• [Work task]
Search the data for the string "mode", and report each line where it is found.
(Dataset extract Opens)
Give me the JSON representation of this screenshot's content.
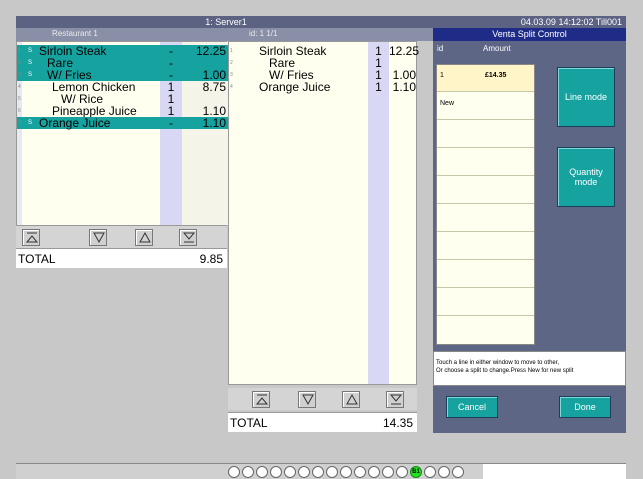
{
  "titlebar": {
    "server": "1: Server1",
    "datetime": "04.03.09 14:12:02 Till001"
  },
  "subbar": {
    "restaurant": "Restaurant 1",
    "order_id": "id: 1   1/1",
    "panel_title": "Venta Split Control"
  },
  "left_list": {
    "rows": [
      {
        "num": "1",
        "flag": "S",
        "name": "Sirloin Steak",
        "qty": "-",
        "price": "12.25",
        "highlighted": true
      },
      {
        "num": "2",
        "flag": "S",
        "name": "  Rare",
        "qty": "-",
        "price": "",
        "highlighted": true
      },
      {
        "num": "3",
        "flag": "S",
        "name": "  W/ Fries",
        "qty": "-",
        "price": "1.00",
        "highlighted": true
      },
      {
        "num": "4",
        "flag": "",
        "name": "Lemon Chicken",
        "qty": "1",
        "price": "8.75",
        "highlighted": false
      },
      {
        "num": "5",
        "flag": "",
        "name": "  W/ Rice",
        "qty": "1",
        "price": "",
        "highlighted": false
      },
      {
        "num": "6",
        "flag": "",
        "name": "Pineapple Juice",
        "qty": "1",
        "price": "1.10",
        "highlighted": false
      },
      {
        "num": "7",
        "flag": "S",
        "name": "Orange Juice",
        "qty": "-",
        "price": "1.10",
        "highlighted": true
      }
    ],
    "total_label": "TOTAL",
    "total_value": "9.85"
  },
  "mid_list": {
    "rows": [
      {
        "num": "1",
        "name": "Sirloin Steak",
        "qty": "1",
        "price": "12.25"
      },
      {
        "num": "2",
        "name": "  Rare",
        "qty": "1",
        "price": ""
      },
      {
        "num": "3",
        "name": "  W/ Fries",
        "qty": "1",
        "price": "1.00"
      },
      {
        "num": "4",
        "name": "Orange Juice",
        "qty": "1",
        "price": "1.10"
      }
    ],
    "total_label": "TOTAL",
    "total_value": "14.35"
  },
  "split_control": {
    "col_id": "id",
    "col_amount": "Amount",
    "splits": [
      {
        "id": "1",
        "amount": "£14.35"
      },
      {
        "id": "New",
        "amount": ""
      }
    ],
    "line_mode_label": "Line mode",
    "quantity_mode_label": "Quantity mode",
    "info_line1": "Touch a line in either window to move to other,",
    "info_line2": "Or choose a split to change.Press New for new split",
    "cancel_label": "Cancel",
    "done_label": "Done"
  },
  "bottom": {
    "active_circle_label": "B1"
  },
  "colors": {
    "highlight": "#16a3a0",
    "panel": "#5e6685",
    "header": "#1e2c88",
    "active": "#22e322"
  }
}
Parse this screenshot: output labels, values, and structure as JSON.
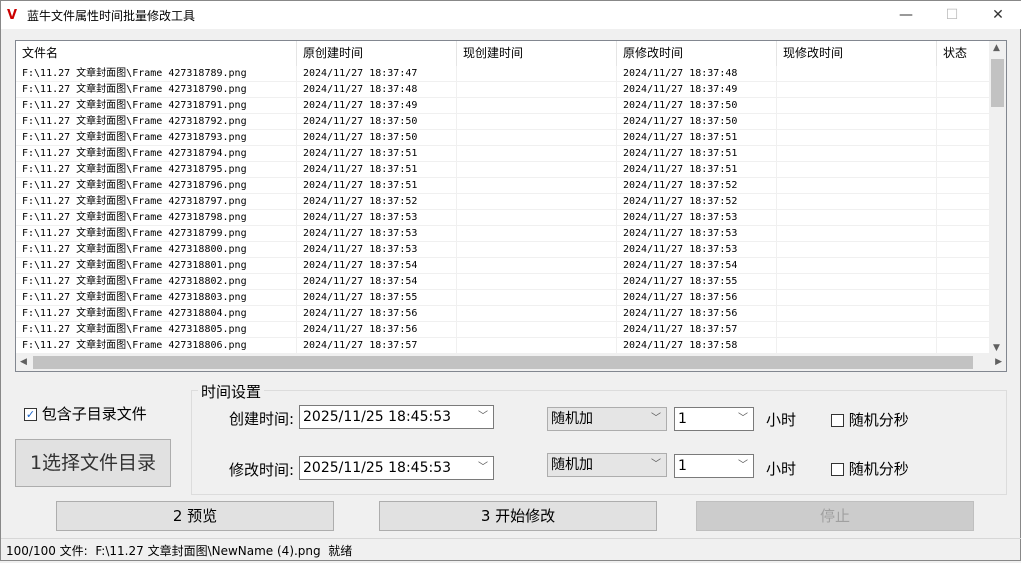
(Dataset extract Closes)
• [Exercise response]
    "line_mode_label": "Line mode",
    "quantity_mode_label": "Quantity mode",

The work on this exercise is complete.